> _EXERCISE MATERIALS_
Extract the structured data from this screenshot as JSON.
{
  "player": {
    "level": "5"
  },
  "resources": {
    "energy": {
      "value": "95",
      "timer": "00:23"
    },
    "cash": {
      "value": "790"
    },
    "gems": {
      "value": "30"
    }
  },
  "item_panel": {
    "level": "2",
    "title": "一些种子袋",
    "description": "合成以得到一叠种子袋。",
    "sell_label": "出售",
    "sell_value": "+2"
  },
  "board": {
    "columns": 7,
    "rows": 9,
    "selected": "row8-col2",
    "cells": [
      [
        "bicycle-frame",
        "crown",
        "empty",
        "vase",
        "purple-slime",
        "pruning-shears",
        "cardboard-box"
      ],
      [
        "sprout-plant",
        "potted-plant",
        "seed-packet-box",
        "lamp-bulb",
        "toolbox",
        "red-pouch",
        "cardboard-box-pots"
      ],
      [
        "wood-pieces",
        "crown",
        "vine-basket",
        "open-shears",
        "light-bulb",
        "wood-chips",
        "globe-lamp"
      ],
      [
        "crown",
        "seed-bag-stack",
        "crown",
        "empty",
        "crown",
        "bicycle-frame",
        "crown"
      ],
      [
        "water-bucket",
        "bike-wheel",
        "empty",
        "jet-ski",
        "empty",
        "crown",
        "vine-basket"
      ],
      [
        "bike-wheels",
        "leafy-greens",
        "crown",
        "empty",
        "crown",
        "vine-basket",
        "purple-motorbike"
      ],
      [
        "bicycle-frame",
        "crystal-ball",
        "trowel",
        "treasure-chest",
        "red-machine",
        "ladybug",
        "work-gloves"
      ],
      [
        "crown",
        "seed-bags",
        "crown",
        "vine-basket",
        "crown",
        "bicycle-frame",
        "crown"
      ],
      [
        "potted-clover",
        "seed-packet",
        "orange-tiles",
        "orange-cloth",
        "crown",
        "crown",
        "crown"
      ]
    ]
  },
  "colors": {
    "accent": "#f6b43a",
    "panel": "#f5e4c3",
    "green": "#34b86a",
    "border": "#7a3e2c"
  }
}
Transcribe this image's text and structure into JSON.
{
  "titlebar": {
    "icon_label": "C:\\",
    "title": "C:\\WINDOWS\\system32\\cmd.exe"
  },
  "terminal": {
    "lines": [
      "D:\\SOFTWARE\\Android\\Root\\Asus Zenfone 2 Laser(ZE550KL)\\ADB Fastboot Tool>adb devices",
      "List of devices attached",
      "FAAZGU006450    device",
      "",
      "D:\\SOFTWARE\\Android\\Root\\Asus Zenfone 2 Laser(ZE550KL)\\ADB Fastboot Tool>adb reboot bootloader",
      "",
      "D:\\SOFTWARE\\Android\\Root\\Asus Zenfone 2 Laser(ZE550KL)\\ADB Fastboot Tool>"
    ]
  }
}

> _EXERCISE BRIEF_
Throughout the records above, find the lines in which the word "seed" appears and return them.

> _EXERCISE SOLUTION_
        "seed-packet-box",
        "seed-bag-stack",
        "seed-bags",
        "seed-packet",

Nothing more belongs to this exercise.